Surely I am not alone in the view that had the incident been at the other end, the goal would have been allowed?
As it was, Burnley were wrongly denied what would have been a valuable point from a match against tough and in form opponents.
Annoying and frustrating as the eventual outcome was, there was much about Burnley’s play that was satisfactory and which on another day – under more benign supervision – would have yielded not just one, but all three points.
Chris Wood is currently enjoying one of those surges in form that happens from time to time during the season and is the product of sheer hard work on the training ground.
Wood's towering first half header from Dwight McNeill’s cross evaded Kasper Schmeichel’s finger tips and deposited itself in the roof of the Leicester goal to give Burnley the lead.
Sadly, the lead could not be maintained until the interval, and as first half stoppage time beckoned, Harvey Barnes’ cross was met on the far post by Jamie Vardy’s head to equalise. Note to VAR, Vardy’s hands were on Ben Mee’s back as he leapt to meet the cross… just saying !
Leicester have some fine players, and Brendan Rogers has assembled a decent team. In their Belgian midfielder Youri Tielemans, they surely have a future star on their hands. His influence on the second half was immense and after 74 minutes he provided what proved to be the winner.
Matt Lowton abandoned his vigil on Tielemans and was caught ball-watching as Gray’s cross found its way through to the far post where the Belgian gleefully drilled his shot past Nick Pope.
The match was played against the backdrop of the anniversary of the helicopter crash which claimed the life of, amongst others, Leicester’s owner, Vichai Srivaddhanaprabha. Ironically, Burnley werethe visitors last year for Leicester’s first home game after the tragedy.
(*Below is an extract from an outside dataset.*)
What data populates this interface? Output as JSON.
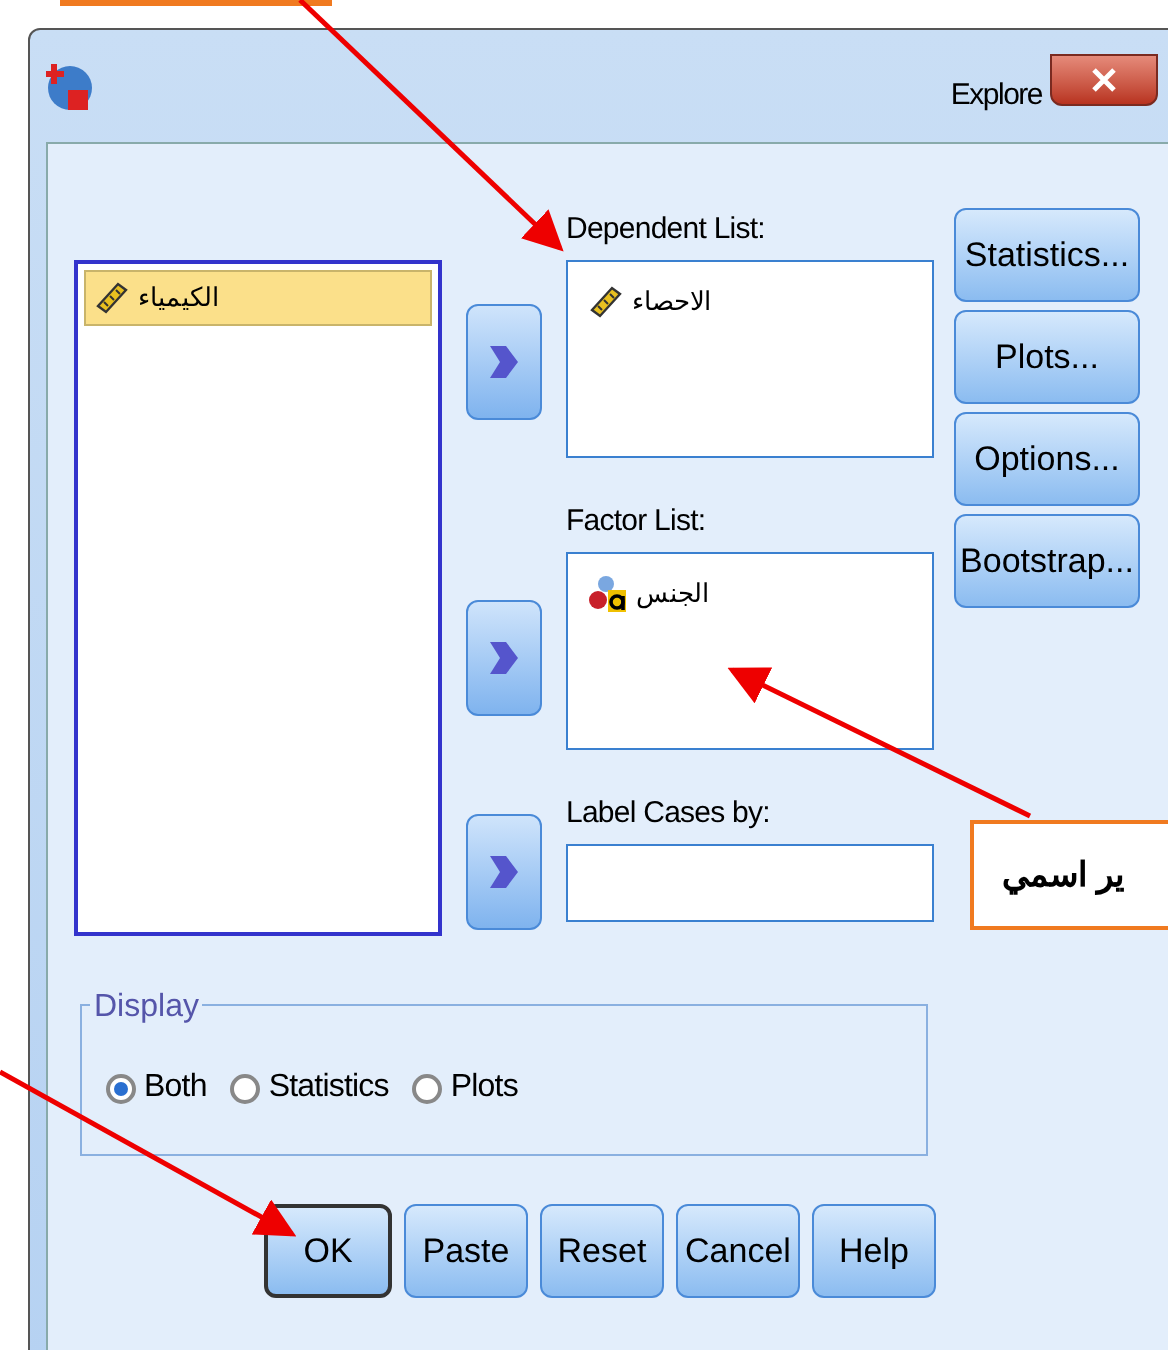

Then as yesterday, Clarets fans participated respectfully in the tributes. In a week when some who purport to follow the game dragged its reputation through the gutter, that at least is pleasing to report.
Next up for Burnley is a testing encounter with Frank Lampard’s in-form Chelsea and their coterie of precocious youngsters, in a tea time kick off at Turf Moor.
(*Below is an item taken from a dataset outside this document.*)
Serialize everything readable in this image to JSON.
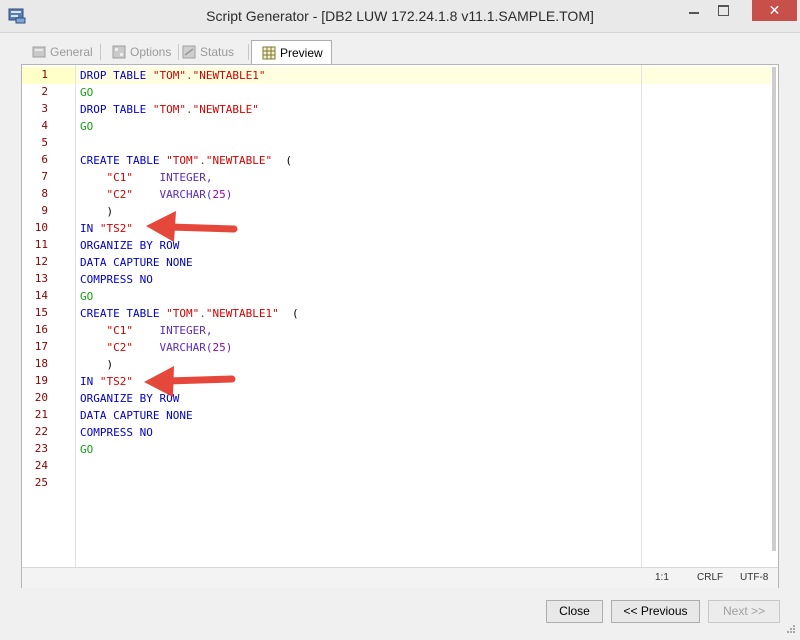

Burnley will need to be on their mettle and could do with a bit of help from VAR. Please, let's not have to rely on the noxious Moss to get a result?
Post match analysis written by uber Clarets Mad follower Dave Thornley. Moss will never grow under this obese referee's watch. (TEC.)